“There are only two or three human stories, and they go on repeating themselves as fiercely as if they had never happened before; like the larks in this country, that have been singing the same five notes over for thousands of years”
First published in 1913, O Pioneers was written by Willa Cather at the end of the age of the American frontier. More significantly, she wrote it right smack near the end of the American Industrial Revolution. In my review, I can identify two major conflicts occurring in this novel that give its plot and characters meaning.
First and foremost, O Pioneers decribes the process of hard work in an unforgiving terrain by immigrants from across Europe, but especially the Swedes and French. The main character, Alexandra, is of the former stock, and the book revolves around her struggle to modernize her families farm and fortunes. She is confronted by immediate challenges in the form of backward leading neighbors, terrible natural calamities, and issues of family loyalty and vitality. She overcomes these challenges, but at a heavy cost to her own freedom and happiness.
The second major conflict is not laid out clearly for the reader. Cather herself grew up on the frontier, in Nebraska. O Pioneers is a novel about changing times. Great attention is payed to how the older, first generation immigrants are gradually forced to adapt to new innovations born in American, like the modern bath tub. In such a trivial example as the bathtub is, Cather injects practical wisdom and cutting ridicule into what is essentially a critique of modern society. In the novel, the now elderly original pioneers are being forced to live at home with their Americanized children and forced to give up their simple methods of living. One women fakes to use the bath to satisfy her betters, but uses her old bath in secret. Cather is trying to remind her readers that, in a rush to advance as a people we may be sacrificing meaningful distinctions and traditions. We become a hollow society in which independent thinking and individual choice are decried and merely patronized; modern technology will replace outdated and backward cultural anachronisms.
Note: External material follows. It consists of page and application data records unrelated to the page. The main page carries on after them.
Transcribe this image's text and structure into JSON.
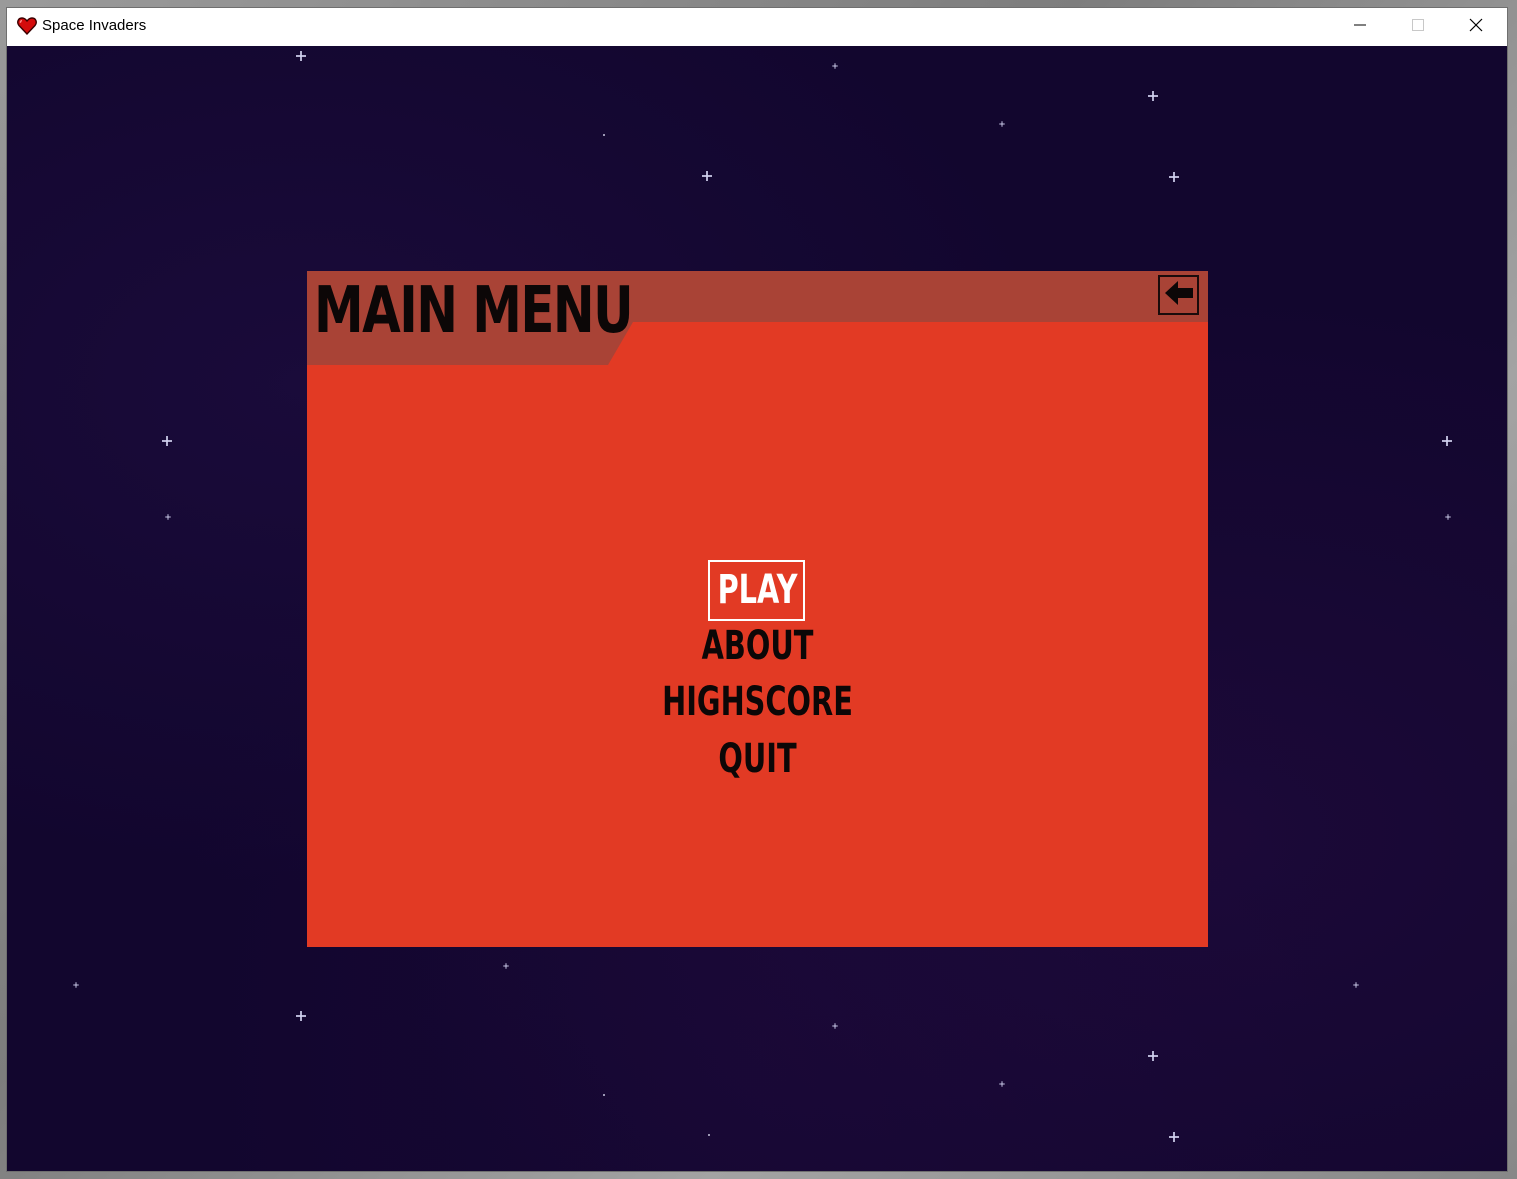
{
  "window": {
    "title": "Space Invaders",
    "app_icon": "heart-icon",
    "controls": [
      "minimize-icon",
      "maximize-icon",
      "close-icon"
    ]
  },
  "colors": {
    "space_background": "#12062e",
    "panel_body": "#e23a24",
    "panel_header": "#a94336",
    "text_dark": "#0c0707",
    "text_selected": "#ffffff"
  },
  "menu": {
    "title": "MAIN MENU",
    "back_icon": "arrow-left-icon",
    "items": [
      {
        "label": "PLAY",
        "selected": true
      },
      {
        "label": "ABOUT",
        "selected": false
      },
      {
        "label": "HIGHSCORE",
        "selected": false
      },
      {
        "label": "QUIT",
        "selected": false
      }
    ]
  }
}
The heroine of this novel achieved the dream of her late father through hard work and intelligence. I feel a tremendous sense of sadness when thinking about this book; it makes ME feel like the anachronism. Between the images of windswept plains, hard work, and a sense of community in O Pioneers!, I have started asking myself “Where did it go?”